One of the abiding mysteries of Canadian politics is how the NDP manages not to succeed. I say this because it seems to me they represent exactly what mainstream Canadian political culture has come to be about. What is that? It’s mild social democracy — a strong central government with a positive role in social programs, balancing regional and other inequities etc. — all the things Paul Martin proclaims as his vision when he’s running for office, and which the NDP can only make him deliver under the severe duress of a minority Parliament.

That isn’t socialism, it isn’t even democratic socialism. It’s what it says: conventional electoral politics with a reasonably broad and active, though not too broad or too active, social component.

I understand why the polls remained stunningly sluggish during the first part of this campaign. It’s not just that voters didn’t want an election, though they didn’t. They wanted government, instead. The cranky concoction in Ottawa had even managed to achieve a few things, like the beginnings of a national child-care program that is potentially more relevant to the problem of youth gangs and violence than lots of anti-crime campaign rhetoric.

But people know the election is here and they have to choose. They were just having trouble moving toward Stephen Harper’s Conservatives, because they are far outside of that mainstream political culture. Lately, there’s been some movement toward them and maybe it’ll hold, maybe not.

But what I don’t see is why voters were just as reluctant to move toward Jack Layton’s NDP. The NDP has always whined about how the Liberals stole its program and its rightful place in the political landscape. With the Liberals largely nullifying themselves, why couldn’t the NDP reclaim that place? Why don’t voters move toward them, at least in part? If you’re waiting for an answer to that question, sorry. I find it genuinely puzzling.

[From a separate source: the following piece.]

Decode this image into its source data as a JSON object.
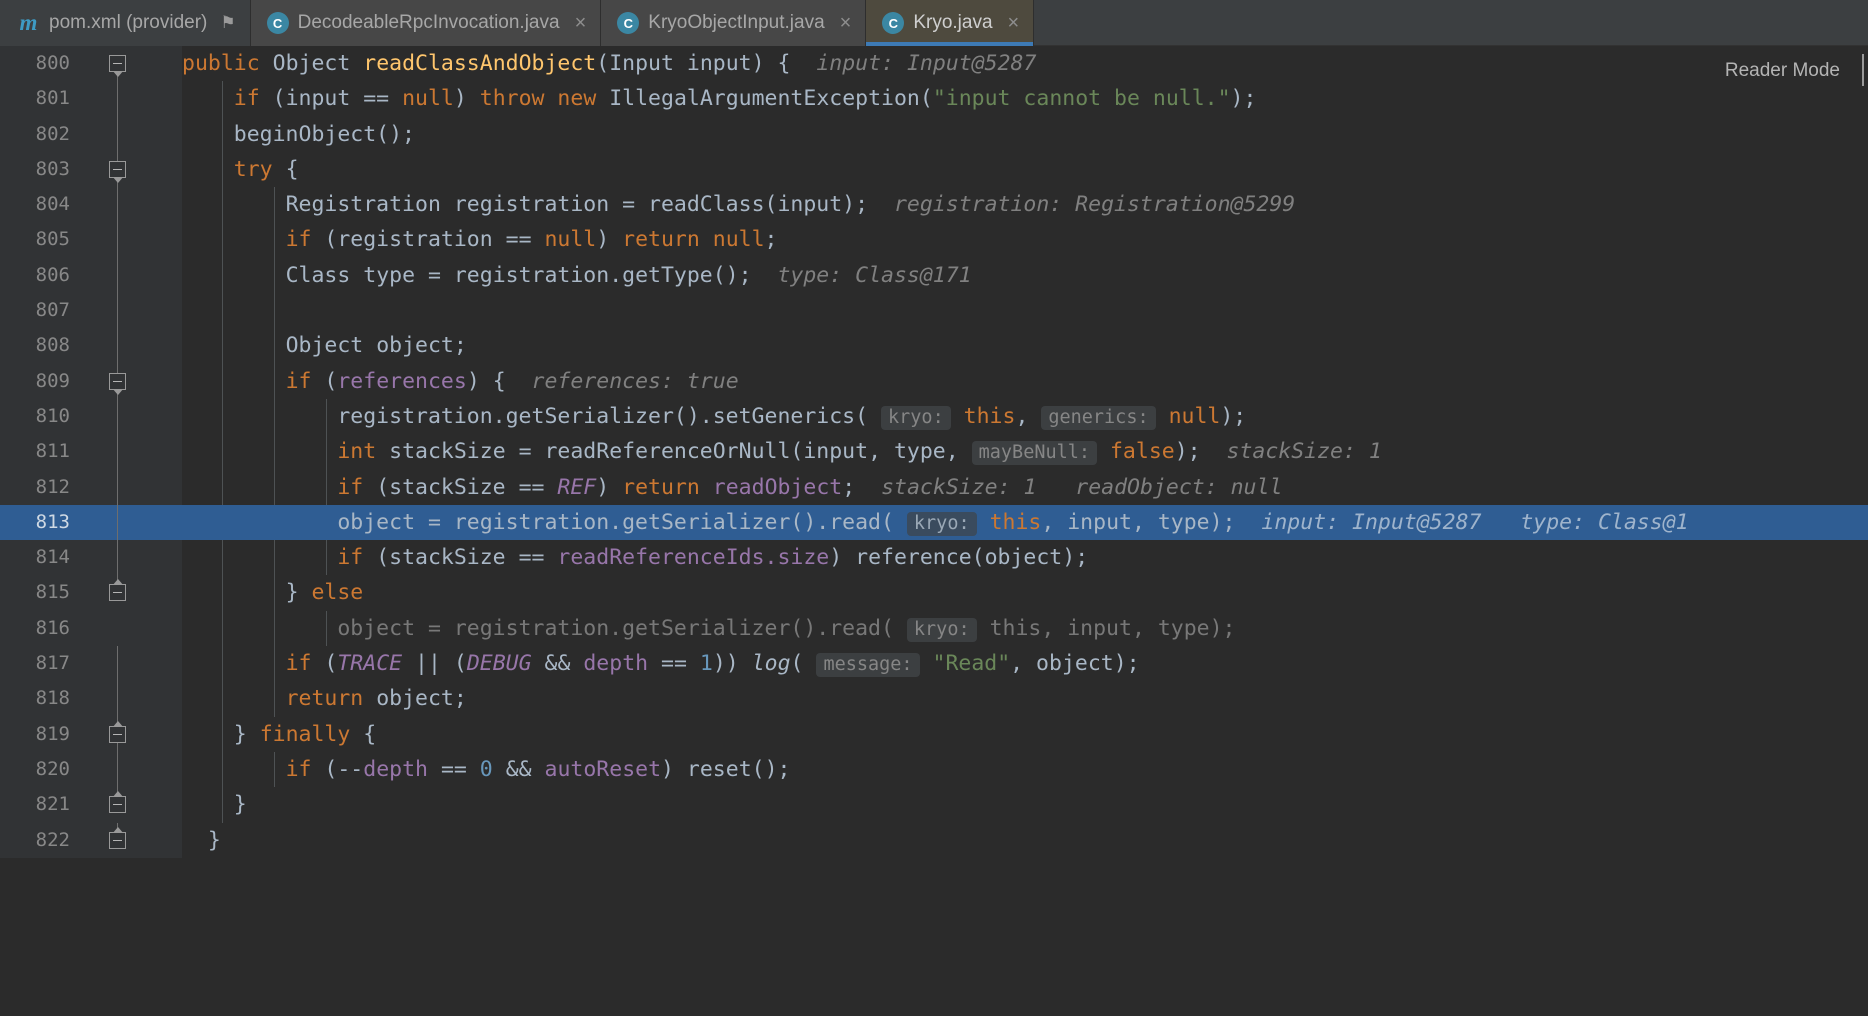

Is a big part of the problem Jack Layton’s leadership? Sure. Even as a new face, with lots of media slack cut for him, he couldn’t bring the party up to the low level required to form a coalition with the Liberals and make some demands. He probably acted as a drag and cost seats. He made some real gains for Canadians when he struck his budget deal with Paul Martin. Then he opted to help bring down the government, perhaps losing whatever credits he acquired for actually acting to improve our society.

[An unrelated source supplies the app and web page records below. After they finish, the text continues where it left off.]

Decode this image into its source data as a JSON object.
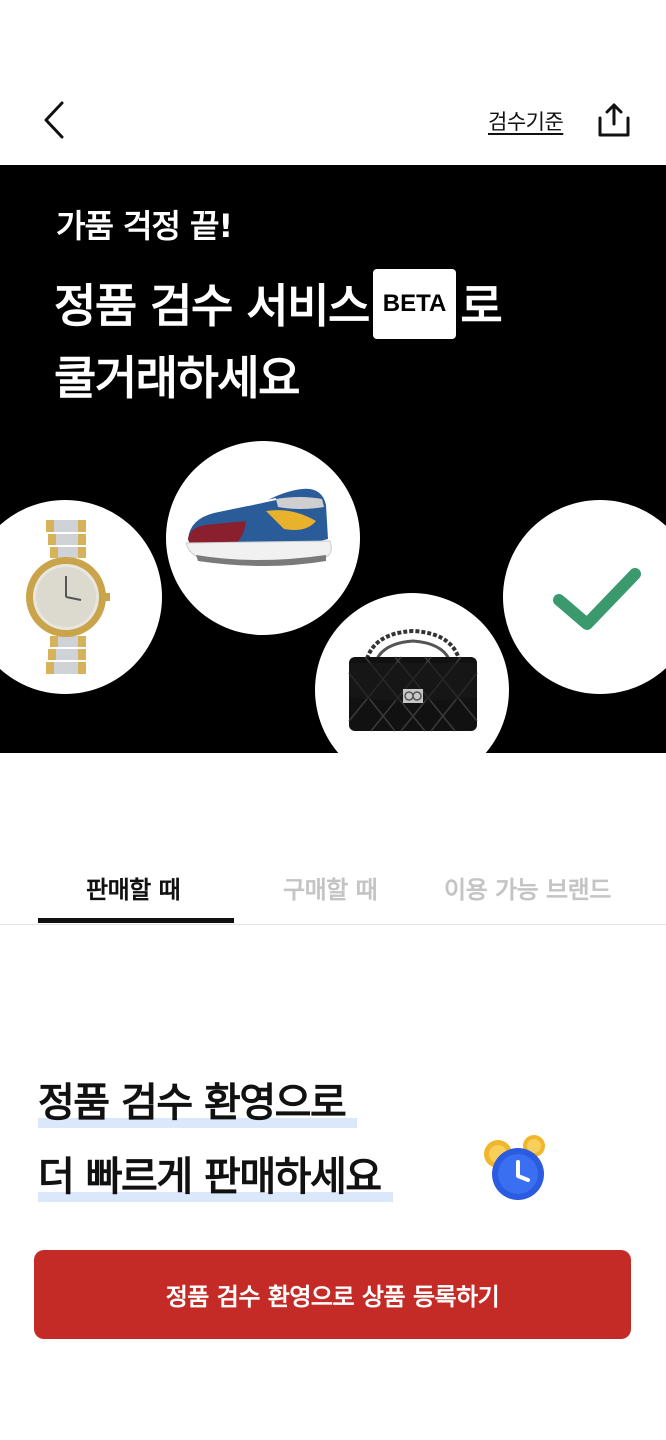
{
  "header": {
    "criteria_link": "검수기준"
  },
  "hero": {
    "subtitle": "가품 걱정 끝!",
    "title_line1_before": "정품 검수 서비스",
    "beta_badge": "BETA",
    "title_line1_after": "로",
    "title_line2": "쿨거래하세요",
    "items": [
      "watch",
      "sneaker",
      "handbag",
      "check"
    ],
    "check_color": "#3a9a6e"
  },
  "tabs": [
    {
      "label": "판매할 때",
      "active": true
    },
    {
      "label": "구매할 때",
      "active": false
    },
    {
      "label": "이용 가능 브랜드",
      "active": false
    }
  ],
  "content": {
    "headline_line1": "정품 검수 환영으로",
    "headline_line2": "더 빠르게 판매하세요",
    "icon": "alarm-clock-icon"
  },
  "cta": {
    "label": "정품 검수 환영으로 상품 등록하기",
    "color": "#c52b26"
  },
  "colors": {
    "highlight": "#dbe8fb",
    "hero_bg": "#000000"
  }
}
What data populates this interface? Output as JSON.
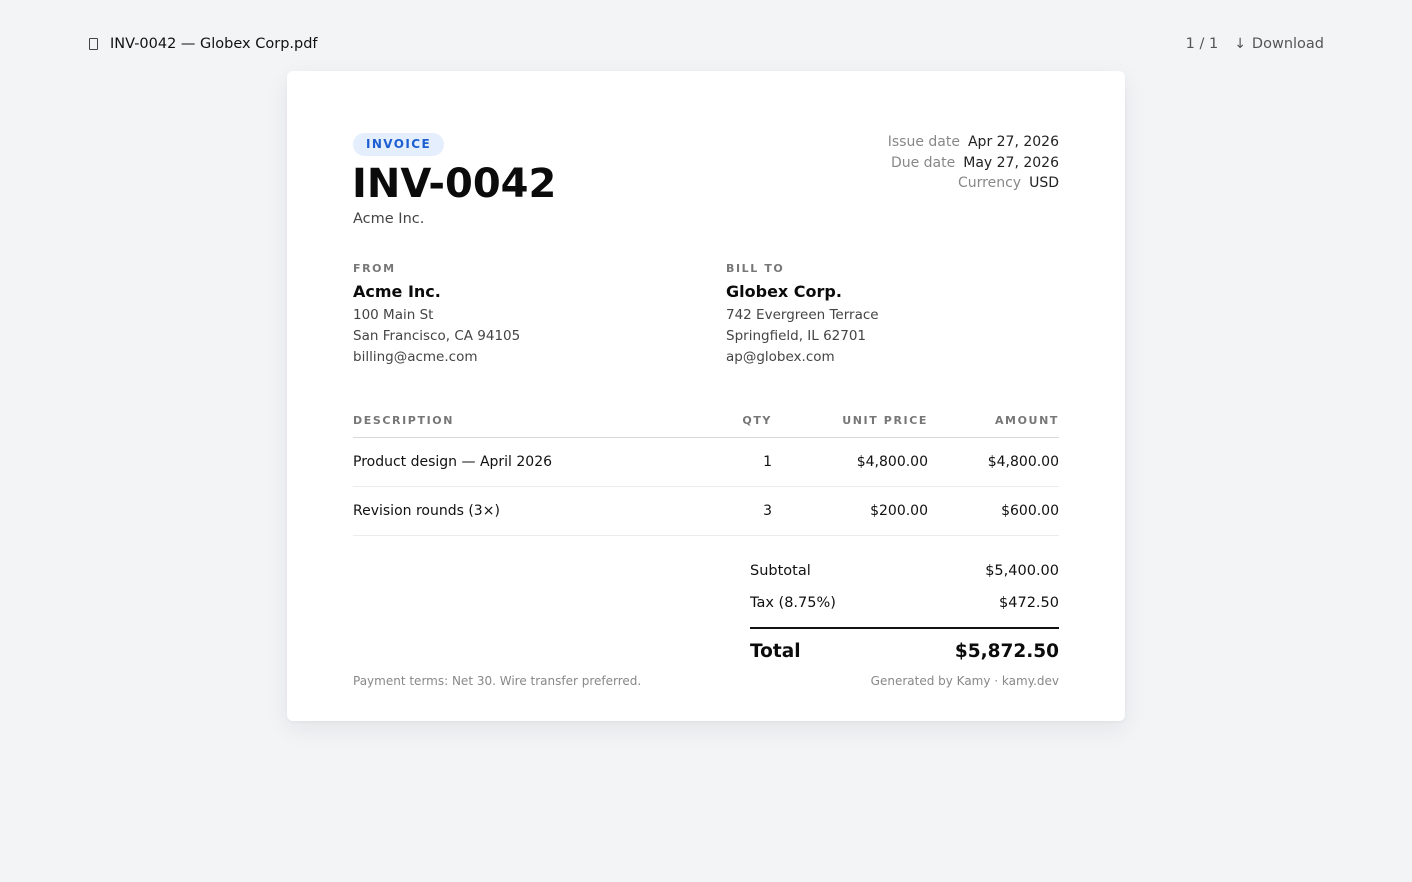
{
  "viewer": {
    "file_icon": "document-icon",
    "file_name": "INV-0042 — Globex Corp.pdf",
    "page_indicator": "1 / 1",
    "download_icon": "↓",
    "download_label": "Download"
  },
  "invoice": {
    "badge": "INVOICE",
    "number": "INV-0042",
    "issuer": "Acme Inc.",
    "meta": [
      {
        "label": "Issue date",
        "value": "Apr 27, 2026"
      },
      {
        "label": "Due date",
        "value": "May 27, 2026"
      },
      {
        "label": "Currency",
        "value": "USD"
      }
    ],
    "from": {
      "label": "FROM",
      "name": "Acme Inc.",
      "lines": [
        "100 Main St",
        "San Francisco, CA 94105",
        "billing@acme.com"
      ]
    },
    "bill_to": {
      "label": "BILL TO",
      "name": "Globex Corp.",
      "lines": [
        "742 Evergreen Terrace",
        "Springfield, IL 62701",
        "ap@globex.com"
      ]
    },
    "table": {
      "headers": {
        "description": "DESCRIPTION",
        "qty": "QTY",
        "unit_price": "UNIT PRICE",
        "amount": "AMOUNT"
      },
      "rows": [
        {
          "description": "Product design — April 2026",
          "qty": "1",
          "unit_price": "$4,800.00",
          "amount": "$4,800.00"
        },
        {
          "description": "Revision rounds (3×)",
          "qty": "3",
          "unit_price": "$200.00",
          "amount": "$600.00"
        }
      ]
    },
    "totals": {
      "subtotal_label": "Subtotal",
      "subtotal_value": "$5,400.00",
      "tax_label": "Tax (8.75%)",
      "tax_value": "$472.50",
      "total_label": "Total",
      "total_value": "$5,872.50"
    },
    "footer": {
      "payment_terms": "Payment terms: Net 30. Wire transfer preferred.",
      "generated_by": "Generated by Kamy · kamy.dev"
    }
  }
}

But leadership can be overrated. Ed Broadbent was supposed to be a great NDP leader, the best prime minister we never had, according to The Globe and Mail, which named him its nation builder of 2005. Jack Layton mentioned Ed three times in last month’s TV debate, as if sprinkling magic Ed dust on himself.

Yet, during Ed’s greatest triumph, the free-trade election of 1988, he often refused to mention free trade on the campaign trail, even though he had said he feared free trade would mean the death of Canada. His strategists had decided the issue might help Liberals win seats and harm their own chances. They thought they could win on Honest Ed’s integrity, so they made sure he didn’t say much about the great issue of the day, an odd thing for Mr. Integrity to do.

Instead, Ed attacked Liberal leader John Turner, lending invaluable aid to the pro-free-trade campaign run by Brian Mulroney and helping give us the deal Ed himself said would lead to national demise. That’s when labour’s distrust of the NDP, now laid on Buzz Hargrove’s shoulders, began. Ed got what looked a lot like a reward when Brian Mulroney appointed him head of a new human-rights body, for which he travelled the world in the years after he resigned as leader.

So leadership isn’t everything, either.

Politicians almost never tell us what they’re really thinking. It’s always for the good of the country, never for the good of the party, or themselves, though contradictory motives can co-exist. It would be refreshing to hear someone break that code; maybe it would even win votes.

What would I like to hear Jack Layton say when he sums up at the end of next week’s debates? How about: Hold your nose and vote for me.


Rick Salutin

Rick Salutin is a Canadian novelist, playwright and critic. He is a strong advocate of left wing causes and writes a regular column in the Toronto Star.